If Obaigbena looks back, he will definitely see a lot and recall a lot. But through thick and thin, whatever may be the depth of the difficulty, he has demonstrated an uncommon strength of character. I like the fact that he stands by his team. Even when a staff abuses him and walks away, when the same staff returns to him for help or seek to return to the company, he takes them back, he supports them. He doesn’t throw people away. At Arise News, the TV Channel where I am an anchor, when he threatens to sack anybody, the people just laugh. They will say behind his back: “don’t mind him, he will not do it and if he sacks you, after a few days he will start worrying about how you will survive without a job, the worst he will do is to surcharge you.”

The same staff know of course that he does not take nonsense and he cannot be held to ransom. He does not consider anybody indispensable. He believes he can turn any talented person into a star and he is very proud of the fact that many of the superstars in Nigerian journalism and politics today once worked with him. What he has achieved in the print media, he wants to replicate in the broadcast industry. Arise News under his watch, is beginning to rise. Many of the young talents who joined the team and could not even ad-lib or read the teleprompter a few months ago, are now beginning to sound like experts, young producers are beginning to offer opinion about best production practices…

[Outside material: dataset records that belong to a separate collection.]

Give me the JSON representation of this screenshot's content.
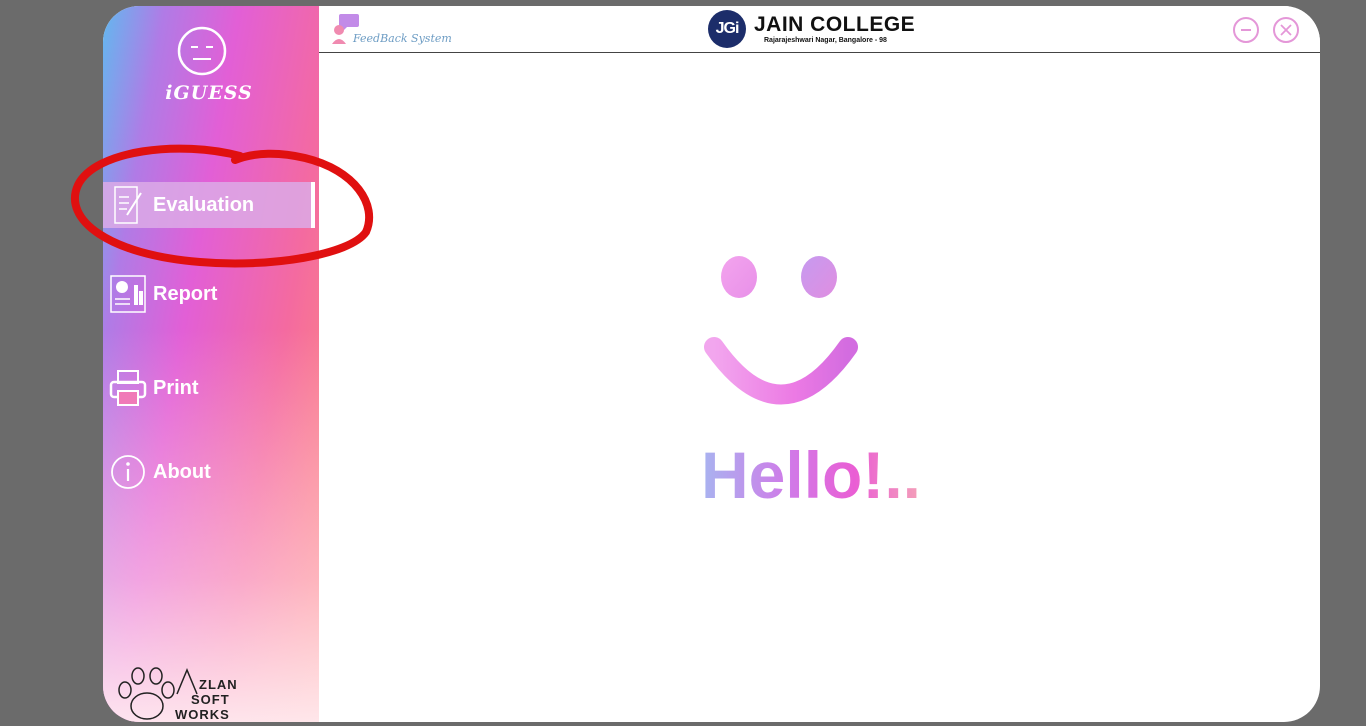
{
  "app": {
    "logo_text": "iGUESS",
    "module_name": "FeedBack System"
  },
  "college": {
    "badge": "JGi",
    "name": "JAIN COLLEGE",
    "address": "Rajarajeshwari Nagar, Bangalore - 98"
  },
  "sidebar": {
    "items": [
      {
        "label": "Evaluation",
        "icon": "evaluation-icon",
        "active": true
      },
      {
        "label": "Report",
        "icon": "report-icon",
        "active": false
      },
      {
        "label": "Print",
        "icon": "printer-icon",
        "active": false
      },
      {
        "label": "About",
        "icon": "info-icon",
        "active": false
      }
    ]
  },
  "brand": {
    "line1": "ZLAN",
    "line2": "SOFT",
    "line3": "WORKS"
  },
  "main": {
    "greeting": "Hello!.."
  },
  "colors": {
    "accent_pink": "#e25fd6",
    "annotation_red": "#e01010"
  }
}
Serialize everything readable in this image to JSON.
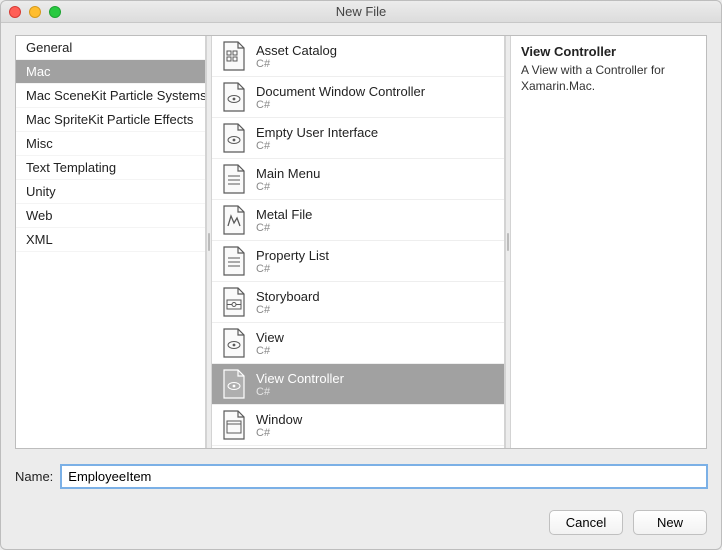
{
  "window": {
    "title": "New File"
  },
  "categories": [
    {
      "label": "General",
      "selected": false
    },
    {
      "label": "Mac",
      "selected": true
    },
    {
      "label": "Mac SceneKit Particle Systems",
      "selected": false
    },
    {
      "label": "Mac SpriteKit Particle Effects",
      "selected": false
    },
    {
      "label": "Misc",
      "selected": false
    },
    {
      "label": "Text Templating",
      "selected": false
    },
    {
      "label": "Unity",
      "selected": false
    },
    {
      "label": "Web",
      "selected": false
    },
    {
      "label": "XML",
      "selected": false
    }
  ],
  "templates": [
    {
      "label": "Asset Catalog",
      "sub": "C#",
      "icon": "grid",
      "selected": false
    },
    {
      "label": "Document Window Controller",
      "sub": "C#",
      "icon": "eye",
      "selected": false
    },
    {
      "label": "Empty User Interface",
      "sub": "C#",
      "icon": "eye",
      "selected": false
    },
    {
      "label": "Main Menu",
      "sub": "C#",
      "icon": "list",
      "selected": false
    },
    {
      "label": "Metal File",
      "sub": "C#",
      "icon": "metal",
      "selected": false
    },
    {
      "label": "Property List",
      "sub": "C#",
      "icon": "list",
      "selected": false
    },
    {
      "label": "Storyboard",
      "sub": "C#",
      "icon": "storyboard",
      "selected": false
    },
    {
      "label": "View",
      "sub": "C#",
      "icon": "eye",
      "selected": false
    },
    {
      "label": "View Controller",
      "sub": "C#",
      "icon": "eye",
      "selected": true
    },
    {
      "label": "Window",
      "sub": "C#",
      "icon": "window",
      "selected": false
    }
  ],
  "detail": {
    "title": "View Controller",
    "description": "A View with a Controller for Xamarin.Mac."
  },
  "nameField": {
    "label": "Name:",
    "value": "EmployeeItem"
  },
  "buttons": {
    "cancel": "Cancel",
    "new": "New"
  }
}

I cannot predict what Obaigbena plans to do next. It must be something in his head. But he is that kind of person who stumbles on a dream and insists on translating it into reality in 24 hours if possible and he expects the people around him to fall in line and make it happen. He is very aggressive with his ideas and dreams. But he is also above all, a very pleasant, kind-hearted fellow. We admire him for all that he has done and achieved and the inspiration that flows from his anointed example. But now that he has turned 60, please, he must begin to leave some special legacies for younger men like us, especially those beautiful, pepper dem, ladies who flock around him like bees around nectar… Hen hen. Congratulations, Chairman.